*** The records Section Begins ***
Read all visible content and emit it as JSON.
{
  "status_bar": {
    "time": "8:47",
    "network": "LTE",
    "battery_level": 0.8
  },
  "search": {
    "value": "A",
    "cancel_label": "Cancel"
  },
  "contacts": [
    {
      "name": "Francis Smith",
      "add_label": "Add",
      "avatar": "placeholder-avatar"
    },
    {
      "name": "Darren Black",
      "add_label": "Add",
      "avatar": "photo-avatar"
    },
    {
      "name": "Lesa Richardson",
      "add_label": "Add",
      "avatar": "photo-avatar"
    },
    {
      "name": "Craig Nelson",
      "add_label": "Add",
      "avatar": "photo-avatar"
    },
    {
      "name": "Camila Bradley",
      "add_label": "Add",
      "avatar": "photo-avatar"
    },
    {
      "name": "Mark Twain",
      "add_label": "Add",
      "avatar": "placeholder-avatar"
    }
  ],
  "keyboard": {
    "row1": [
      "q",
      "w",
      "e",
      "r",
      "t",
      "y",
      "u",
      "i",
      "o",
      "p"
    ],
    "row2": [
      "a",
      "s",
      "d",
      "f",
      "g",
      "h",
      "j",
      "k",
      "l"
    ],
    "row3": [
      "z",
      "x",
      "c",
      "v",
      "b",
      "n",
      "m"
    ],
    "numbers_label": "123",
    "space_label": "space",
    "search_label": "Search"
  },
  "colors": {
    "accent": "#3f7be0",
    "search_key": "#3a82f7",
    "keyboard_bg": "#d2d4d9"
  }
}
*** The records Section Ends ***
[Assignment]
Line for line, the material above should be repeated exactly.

[Solved exercise]
Read all visible content and emit it as JSON.
{
  "status_bar": {
    "time": "8:47",
    "network": "LTE",
    "battery_level": 0.8
  },
  "search": {
    "value": "A",
    "cancel_label": "Cancel"
  },
  "contacts": [
    {
      "name": "Francis Smith",
      "add_label": "Add",
      "avatar": "placeholder-avatar"
    },
    {
      "name": "Darren Black",
      "add_label": "Add",
      "avatar": "photo-avatar"
    },
    {
      "name": "Lesa Richardson",
      "add_label": "Add",
      "avatar": "photo-avatar"
    },
    {
      "name": "Craig Nelson",
      "add_label": "Add",
      "avatar": "photo-avatar"
    },
    {
      "name": "Camila Bradley",
      "add_label": "Add",
      "avatar": "photo-avatar"
    },
    {
      "name": "Mark Twain",
      "add_label": "Add",
      "avatar": "placeholder-avatar"
    }
  ],
  "keyboard": {
    "row1": [
      "q",
      "w",
      "e",
      "r",
      "t",
      "y",
      "u",
      "i",
      "o",
      "p"
    ],
    "row2": [
      "a",
      "s",
      "d",
      "f",
      "g",
      "h",
      "j",
      "k",
      "l"
    ],
    "row3": [
      "z",
      "x",
      "c",
      "v",
      "b",
      "n",
      "m"
    ],
    "numbers_label": "123",
    "space_label": "space",
    "search_label": "Search"
  },
  "colors": {
    "accent": "#3f7be0",
    "search_key": "#3a82f7",
    "keyboard_bg": "#d2d4d9"
  }
}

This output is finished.